Selecting the introductory material and organising its presentation are vital aspects of how to write an introduction for a research paper. The guidelines provided by a journal or instructor may offer advice on recommended contents for introductions, and in some cases these might be very specific indeed, but if such instructions are lacking, reading successful research papers in your field that have contents similar to or closely related to your topic should give you an idea of appropriate introductory material. Generally speaking, careful attention to the following kinds of information will prove essential for deciding how to write an introduction for a research paper:
• Context and background so that readers can understand the current situation and the research problem. Such material may be very short and to the point or extremely long and detailed, but anchoring your work in time and place as well as in your discipline is advisable.
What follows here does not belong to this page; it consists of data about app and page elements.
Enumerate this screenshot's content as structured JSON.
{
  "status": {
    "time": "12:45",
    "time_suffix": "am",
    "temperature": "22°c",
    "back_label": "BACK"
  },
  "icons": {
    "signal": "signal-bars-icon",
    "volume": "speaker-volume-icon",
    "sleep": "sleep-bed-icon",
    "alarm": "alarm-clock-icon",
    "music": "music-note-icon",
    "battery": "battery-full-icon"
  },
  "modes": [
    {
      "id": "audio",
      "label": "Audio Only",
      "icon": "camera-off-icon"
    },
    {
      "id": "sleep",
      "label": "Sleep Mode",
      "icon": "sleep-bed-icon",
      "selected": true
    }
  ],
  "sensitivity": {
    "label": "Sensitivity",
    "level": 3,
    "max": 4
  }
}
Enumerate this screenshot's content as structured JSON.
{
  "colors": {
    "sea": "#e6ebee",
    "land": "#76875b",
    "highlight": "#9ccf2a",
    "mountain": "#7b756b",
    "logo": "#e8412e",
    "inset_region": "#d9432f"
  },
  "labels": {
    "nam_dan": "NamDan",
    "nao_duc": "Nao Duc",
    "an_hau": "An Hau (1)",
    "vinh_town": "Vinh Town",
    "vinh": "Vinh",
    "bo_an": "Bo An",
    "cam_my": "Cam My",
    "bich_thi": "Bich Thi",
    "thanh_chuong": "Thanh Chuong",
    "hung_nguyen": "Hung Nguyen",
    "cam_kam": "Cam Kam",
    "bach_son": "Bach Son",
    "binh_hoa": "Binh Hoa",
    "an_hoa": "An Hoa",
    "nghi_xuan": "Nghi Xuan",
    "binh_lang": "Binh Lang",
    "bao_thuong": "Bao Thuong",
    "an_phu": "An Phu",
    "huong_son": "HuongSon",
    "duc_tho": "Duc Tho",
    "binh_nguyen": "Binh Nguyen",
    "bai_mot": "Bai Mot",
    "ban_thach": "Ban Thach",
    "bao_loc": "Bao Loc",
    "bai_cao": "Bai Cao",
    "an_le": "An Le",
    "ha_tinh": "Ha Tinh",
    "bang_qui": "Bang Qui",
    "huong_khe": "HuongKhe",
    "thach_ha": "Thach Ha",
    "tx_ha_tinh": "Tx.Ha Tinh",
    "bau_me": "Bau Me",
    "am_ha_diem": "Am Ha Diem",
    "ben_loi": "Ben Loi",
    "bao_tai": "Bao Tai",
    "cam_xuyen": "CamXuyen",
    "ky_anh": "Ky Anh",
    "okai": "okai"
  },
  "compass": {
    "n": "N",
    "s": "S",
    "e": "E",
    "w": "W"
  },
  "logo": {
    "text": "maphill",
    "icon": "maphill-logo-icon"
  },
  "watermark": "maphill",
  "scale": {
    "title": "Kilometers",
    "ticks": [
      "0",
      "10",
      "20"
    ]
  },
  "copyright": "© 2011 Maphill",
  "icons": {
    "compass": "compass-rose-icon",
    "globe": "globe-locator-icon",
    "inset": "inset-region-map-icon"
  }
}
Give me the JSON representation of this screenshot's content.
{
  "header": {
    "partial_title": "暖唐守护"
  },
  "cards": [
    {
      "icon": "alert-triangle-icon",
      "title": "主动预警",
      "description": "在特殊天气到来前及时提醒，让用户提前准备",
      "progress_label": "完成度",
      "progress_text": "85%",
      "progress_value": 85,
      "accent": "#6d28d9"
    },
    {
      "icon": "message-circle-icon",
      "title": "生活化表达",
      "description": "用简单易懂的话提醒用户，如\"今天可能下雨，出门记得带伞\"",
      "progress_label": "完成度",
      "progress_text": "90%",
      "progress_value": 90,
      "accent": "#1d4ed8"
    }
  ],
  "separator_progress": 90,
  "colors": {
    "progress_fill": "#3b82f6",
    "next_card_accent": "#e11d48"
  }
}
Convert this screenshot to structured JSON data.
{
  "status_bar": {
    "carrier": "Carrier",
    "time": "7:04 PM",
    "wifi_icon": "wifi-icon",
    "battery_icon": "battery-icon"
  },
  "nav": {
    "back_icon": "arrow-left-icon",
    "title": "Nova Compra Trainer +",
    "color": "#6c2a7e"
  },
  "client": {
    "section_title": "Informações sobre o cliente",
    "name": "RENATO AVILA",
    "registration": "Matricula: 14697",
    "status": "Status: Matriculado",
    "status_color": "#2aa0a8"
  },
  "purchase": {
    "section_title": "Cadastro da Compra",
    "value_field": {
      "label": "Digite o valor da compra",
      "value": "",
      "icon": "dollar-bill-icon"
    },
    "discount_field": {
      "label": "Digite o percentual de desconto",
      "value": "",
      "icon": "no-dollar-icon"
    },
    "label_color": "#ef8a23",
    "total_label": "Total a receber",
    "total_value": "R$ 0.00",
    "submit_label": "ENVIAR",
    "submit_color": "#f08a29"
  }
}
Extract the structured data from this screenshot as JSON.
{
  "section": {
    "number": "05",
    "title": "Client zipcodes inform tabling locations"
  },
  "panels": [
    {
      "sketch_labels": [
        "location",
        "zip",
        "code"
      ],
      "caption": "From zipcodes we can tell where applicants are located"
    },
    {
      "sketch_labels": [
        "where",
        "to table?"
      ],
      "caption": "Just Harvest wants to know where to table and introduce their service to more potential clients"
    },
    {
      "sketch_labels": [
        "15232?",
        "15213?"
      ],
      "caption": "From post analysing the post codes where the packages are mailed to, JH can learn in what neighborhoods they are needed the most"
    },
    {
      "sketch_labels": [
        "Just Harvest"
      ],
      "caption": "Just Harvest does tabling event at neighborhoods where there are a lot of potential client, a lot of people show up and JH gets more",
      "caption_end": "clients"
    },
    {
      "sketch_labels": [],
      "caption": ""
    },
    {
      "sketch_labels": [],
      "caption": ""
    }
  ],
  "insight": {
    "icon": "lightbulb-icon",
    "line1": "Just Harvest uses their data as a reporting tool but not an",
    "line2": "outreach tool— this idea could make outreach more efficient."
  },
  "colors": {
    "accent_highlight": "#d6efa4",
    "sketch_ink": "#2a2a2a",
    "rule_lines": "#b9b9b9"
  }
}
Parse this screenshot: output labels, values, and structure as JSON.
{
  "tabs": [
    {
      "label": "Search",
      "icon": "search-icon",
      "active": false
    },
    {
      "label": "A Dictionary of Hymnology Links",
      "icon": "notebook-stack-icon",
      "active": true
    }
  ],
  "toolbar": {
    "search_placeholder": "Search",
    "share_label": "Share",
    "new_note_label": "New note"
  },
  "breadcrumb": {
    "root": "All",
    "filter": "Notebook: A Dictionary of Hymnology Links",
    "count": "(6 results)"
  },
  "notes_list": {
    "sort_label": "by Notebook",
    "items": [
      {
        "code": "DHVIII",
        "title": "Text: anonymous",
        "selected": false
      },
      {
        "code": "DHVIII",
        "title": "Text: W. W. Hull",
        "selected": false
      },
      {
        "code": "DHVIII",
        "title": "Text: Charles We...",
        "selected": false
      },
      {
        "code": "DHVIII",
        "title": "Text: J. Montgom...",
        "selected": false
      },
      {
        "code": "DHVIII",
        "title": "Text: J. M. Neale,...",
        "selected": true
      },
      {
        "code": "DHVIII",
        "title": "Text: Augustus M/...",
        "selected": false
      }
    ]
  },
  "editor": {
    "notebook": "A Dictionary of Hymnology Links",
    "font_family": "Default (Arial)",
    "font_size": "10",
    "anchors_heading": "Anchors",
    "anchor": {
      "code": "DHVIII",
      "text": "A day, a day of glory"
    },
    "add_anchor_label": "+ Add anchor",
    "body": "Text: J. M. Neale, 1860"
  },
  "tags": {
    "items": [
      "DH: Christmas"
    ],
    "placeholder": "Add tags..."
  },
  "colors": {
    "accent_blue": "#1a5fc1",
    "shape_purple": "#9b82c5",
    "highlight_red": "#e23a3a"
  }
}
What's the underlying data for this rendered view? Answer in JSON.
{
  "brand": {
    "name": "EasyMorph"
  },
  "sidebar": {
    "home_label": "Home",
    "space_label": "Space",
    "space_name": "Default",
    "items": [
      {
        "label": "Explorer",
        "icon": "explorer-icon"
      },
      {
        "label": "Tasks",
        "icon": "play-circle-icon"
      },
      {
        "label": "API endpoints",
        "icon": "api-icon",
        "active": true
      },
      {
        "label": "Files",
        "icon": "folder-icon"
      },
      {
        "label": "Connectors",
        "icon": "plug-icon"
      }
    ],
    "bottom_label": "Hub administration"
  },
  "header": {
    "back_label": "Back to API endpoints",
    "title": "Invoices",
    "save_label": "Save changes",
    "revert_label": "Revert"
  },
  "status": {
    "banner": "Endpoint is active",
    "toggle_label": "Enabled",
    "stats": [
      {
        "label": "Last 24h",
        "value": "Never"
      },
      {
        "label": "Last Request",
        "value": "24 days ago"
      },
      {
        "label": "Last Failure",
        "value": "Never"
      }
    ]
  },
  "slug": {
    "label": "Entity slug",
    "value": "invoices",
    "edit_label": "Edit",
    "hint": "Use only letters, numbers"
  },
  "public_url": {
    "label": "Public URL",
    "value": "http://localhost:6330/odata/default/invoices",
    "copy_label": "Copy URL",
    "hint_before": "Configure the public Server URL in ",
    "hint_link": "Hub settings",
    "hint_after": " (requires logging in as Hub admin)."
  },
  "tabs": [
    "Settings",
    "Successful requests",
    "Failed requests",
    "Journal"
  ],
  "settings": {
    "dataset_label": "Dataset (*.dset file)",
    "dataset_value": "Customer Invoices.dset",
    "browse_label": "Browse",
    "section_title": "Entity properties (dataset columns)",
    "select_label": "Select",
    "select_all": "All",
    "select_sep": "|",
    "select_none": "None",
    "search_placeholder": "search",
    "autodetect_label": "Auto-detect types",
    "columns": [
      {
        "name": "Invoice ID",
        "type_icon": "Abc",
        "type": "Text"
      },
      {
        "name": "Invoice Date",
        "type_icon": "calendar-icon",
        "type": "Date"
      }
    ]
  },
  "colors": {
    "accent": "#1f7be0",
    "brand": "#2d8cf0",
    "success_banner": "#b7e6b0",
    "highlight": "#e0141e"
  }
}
• A clear explanation of exactly what the research problem is and why investigating it is a valuable and necessary task. Explicit articulation of the problem and its impact will interest readers and help clarify the value, objectives and implications of the research.
• A brief summary of the most relevant published scholarship. The goal is to reveal the current state of knowledge and any neglected areas, unproved assumptions, misconceptions, gaps or other weaknesses that necessitate the new research and its contributions to understanding and practice.
• Some indication of the methods that will be used and why. Like the summary of scholarship, this part should be very brief (with detailed discussion saved for the Methods section) and the primary point should be to offer a justifiable rationale for your research approaches.
• Questions and hypotheses developed from the research problem and your plan to examine it via specific methods. Research questions and hypotheses are not always necessary, but they can provide focus and are a common aspect of how to write an introduction for a research paper in the sciences.
• Definitions and explanations of any theories, concepts, terms and abbreviations with which your anticipated audience may not be familiar. Some guidelines on how to write an introduction for a research paper will want definitions listed separately and most will request that authors avoid jargon altogether.
• A summary or outline of the structure of the rest of the paper. This often appears as a few sentences or an entire paragraph at the end of the introduction, but information on what is to come can be offered to readers at any appropriate point in the introduction.